Additionally, artists looked abroad for inspiration throughout this period. Taking a more cosmopolitan view of the world and America’s place within it, they looked east to Asia and west to the Pacific coast of North America, but they also ranged south to Mexico and South America and north to the Arctic. Some artists felt the pull of European modes of impressionism and later abstraction, while others remained preoccupied with painting the figure both in studies and in scenes of everyday life. In the first half of the twentieth century, American art grew in sophistication, such that by the end of World War II, it was poised to take its place at the center of the art world.
Pathways to Modernism will be accompanied by a Chinese-language catalogue featuring an overview essay written by the exhibition’s curators and brief interpretative texts for each object. The exhibition will also be the focus of lectures, docent-guided tours, and other educational programs.
Art Institute of Chicago

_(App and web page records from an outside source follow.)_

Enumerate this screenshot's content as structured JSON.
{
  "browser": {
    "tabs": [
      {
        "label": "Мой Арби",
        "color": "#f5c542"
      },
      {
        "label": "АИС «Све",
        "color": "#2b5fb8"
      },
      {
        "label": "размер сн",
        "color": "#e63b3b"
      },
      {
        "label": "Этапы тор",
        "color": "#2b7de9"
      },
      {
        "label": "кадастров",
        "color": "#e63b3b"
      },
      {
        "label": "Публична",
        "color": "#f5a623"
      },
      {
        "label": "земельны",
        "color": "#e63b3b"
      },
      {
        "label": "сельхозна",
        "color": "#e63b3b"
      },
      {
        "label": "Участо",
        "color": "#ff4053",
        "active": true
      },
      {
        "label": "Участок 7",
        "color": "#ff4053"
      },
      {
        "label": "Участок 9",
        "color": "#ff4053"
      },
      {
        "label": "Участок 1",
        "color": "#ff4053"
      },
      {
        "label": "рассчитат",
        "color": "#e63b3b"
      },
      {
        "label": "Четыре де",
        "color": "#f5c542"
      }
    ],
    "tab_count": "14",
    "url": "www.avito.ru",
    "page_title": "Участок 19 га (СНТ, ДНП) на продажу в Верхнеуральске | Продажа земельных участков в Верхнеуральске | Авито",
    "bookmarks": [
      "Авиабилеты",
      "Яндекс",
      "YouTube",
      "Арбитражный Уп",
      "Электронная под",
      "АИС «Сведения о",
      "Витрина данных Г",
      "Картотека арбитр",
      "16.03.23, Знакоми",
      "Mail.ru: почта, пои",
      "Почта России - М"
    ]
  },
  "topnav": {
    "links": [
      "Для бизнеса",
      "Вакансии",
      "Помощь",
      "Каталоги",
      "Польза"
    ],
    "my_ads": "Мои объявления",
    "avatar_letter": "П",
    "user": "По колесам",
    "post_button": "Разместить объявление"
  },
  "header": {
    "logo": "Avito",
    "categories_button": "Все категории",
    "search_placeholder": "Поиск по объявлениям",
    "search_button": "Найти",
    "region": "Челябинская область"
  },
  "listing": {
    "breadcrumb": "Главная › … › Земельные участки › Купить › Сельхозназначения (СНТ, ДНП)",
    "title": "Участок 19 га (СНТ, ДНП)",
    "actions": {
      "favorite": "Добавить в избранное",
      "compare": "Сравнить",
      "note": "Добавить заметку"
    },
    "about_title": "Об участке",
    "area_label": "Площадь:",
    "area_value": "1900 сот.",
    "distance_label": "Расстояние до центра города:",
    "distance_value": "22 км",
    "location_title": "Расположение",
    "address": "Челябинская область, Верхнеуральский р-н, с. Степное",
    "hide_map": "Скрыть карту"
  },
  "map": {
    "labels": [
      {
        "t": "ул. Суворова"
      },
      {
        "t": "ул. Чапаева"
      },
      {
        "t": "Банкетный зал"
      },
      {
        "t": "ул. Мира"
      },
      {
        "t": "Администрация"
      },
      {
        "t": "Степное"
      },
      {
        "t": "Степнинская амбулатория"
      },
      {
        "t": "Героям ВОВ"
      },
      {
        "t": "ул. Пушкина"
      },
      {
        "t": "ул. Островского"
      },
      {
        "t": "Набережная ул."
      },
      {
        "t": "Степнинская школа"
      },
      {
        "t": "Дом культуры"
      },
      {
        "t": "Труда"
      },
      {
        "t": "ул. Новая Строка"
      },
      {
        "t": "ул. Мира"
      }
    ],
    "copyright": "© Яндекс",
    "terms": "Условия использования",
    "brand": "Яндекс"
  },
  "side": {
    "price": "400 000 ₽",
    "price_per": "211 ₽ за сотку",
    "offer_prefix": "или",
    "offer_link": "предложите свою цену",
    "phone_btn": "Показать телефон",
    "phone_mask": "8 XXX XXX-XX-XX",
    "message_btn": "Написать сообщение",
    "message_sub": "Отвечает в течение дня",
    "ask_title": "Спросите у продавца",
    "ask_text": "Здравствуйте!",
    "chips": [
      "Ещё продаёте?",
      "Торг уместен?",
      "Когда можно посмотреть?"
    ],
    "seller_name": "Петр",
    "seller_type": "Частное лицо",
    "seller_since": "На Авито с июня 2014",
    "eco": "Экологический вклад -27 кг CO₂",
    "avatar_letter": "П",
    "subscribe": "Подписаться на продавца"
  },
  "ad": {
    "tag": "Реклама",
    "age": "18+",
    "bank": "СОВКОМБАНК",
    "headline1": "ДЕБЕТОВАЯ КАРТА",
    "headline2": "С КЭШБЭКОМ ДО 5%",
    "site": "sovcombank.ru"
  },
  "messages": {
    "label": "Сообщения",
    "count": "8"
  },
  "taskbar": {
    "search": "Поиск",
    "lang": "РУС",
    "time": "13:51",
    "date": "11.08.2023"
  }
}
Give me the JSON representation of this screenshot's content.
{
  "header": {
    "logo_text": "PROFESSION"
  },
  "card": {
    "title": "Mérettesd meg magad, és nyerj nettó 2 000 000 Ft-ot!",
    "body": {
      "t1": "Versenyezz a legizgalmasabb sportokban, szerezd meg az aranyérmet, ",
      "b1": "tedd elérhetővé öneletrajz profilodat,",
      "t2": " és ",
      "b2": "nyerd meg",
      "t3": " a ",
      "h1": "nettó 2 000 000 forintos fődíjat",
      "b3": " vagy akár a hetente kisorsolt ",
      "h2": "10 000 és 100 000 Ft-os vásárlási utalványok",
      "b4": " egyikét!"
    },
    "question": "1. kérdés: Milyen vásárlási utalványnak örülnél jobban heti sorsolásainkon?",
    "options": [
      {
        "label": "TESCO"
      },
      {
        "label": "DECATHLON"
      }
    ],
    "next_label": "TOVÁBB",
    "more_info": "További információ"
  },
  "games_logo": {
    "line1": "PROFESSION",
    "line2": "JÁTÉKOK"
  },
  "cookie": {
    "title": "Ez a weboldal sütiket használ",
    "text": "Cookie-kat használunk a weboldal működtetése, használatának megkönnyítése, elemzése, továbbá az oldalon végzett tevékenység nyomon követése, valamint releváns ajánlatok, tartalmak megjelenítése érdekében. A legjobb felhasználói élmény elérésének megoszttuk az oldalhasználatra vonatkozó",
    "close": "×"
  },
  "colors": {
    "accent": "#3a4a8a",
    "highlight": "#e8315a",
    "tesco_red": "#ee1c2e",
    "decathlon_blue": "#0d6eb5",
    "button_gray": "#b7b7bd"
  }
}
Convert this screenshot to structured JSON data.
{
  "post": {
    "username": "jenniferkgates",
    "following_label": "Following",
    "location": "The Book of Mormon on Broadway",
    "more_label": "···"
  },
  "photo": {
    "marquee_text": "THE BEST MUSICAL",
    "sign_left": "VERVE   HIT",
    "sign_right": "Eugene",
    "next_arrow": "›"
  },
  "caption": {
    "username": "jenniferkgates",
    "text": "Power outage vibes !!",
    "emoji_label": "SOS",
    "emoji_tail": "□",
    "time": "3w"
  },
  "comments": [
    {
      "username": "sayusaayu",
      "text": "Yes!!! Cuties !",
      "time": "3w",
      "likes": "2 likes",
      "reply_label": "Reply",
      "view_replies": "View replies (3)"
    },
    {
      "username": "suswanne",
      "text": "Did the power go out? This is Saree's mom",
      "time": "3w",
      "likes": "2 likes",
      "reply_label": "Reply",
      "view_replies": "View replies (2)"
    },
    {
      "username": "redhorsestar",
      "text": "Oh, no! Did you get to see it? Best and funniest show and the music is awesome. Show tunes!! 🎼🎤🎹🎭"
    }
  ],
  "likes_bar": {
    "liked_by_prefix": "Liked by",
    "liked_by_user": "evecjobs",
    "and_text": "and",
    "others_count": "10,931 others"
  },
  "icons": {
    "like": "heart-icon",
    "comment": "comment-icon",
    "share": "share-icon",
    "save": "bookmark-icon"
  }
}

The Art Institute of Chicago, founded in 1879, is a world-renowned art museum housing one of the largest permanent collections in the United States. The Art Institute collects, preserves, and -interprets works in every medium, representing the world’s diverse artistic traditions, and across all historical periods. With a collection of approximately 300,000 art works, the museum has particularly strong holdings in Impressionist and Post-Impressionist painting, modern and contemporary art, early 20th century European painting and sculpture, Japanese prints, and photography. The museum’s 2009 addition, the Modern Wing, features the latest in green museum technology and 264,000 square feet dedicated to modern and contemporary art, photography, architecture and design, and new museum education facilities. The Art Institute mounts more than 35 special exhibitions per year and features lectures, gallery tours, and special performances on a daily basis.
Terra Foundation for American Art
Since it was established in 1978, the Terra Foundation for American Art has been one of the leading foundations focused on the historical art of the United States. Headquartered in Chicago, it is committed to fostering exploration, understanding, and enjoyment of American art among national and international audiences. To further cross-cultural dialogue on American art, the foundation supports and collaborates on innovative exhibitions, research, publications, and educational programs. Recognizing the importance of experiencing original works of art firsthand, the foundation also provides opportunities for interaction and study through the presentation and ongoing development of its own art collection in Chicago. Implicit in such activities is the belief that art has the potential both to distinguish cultures and to unite them.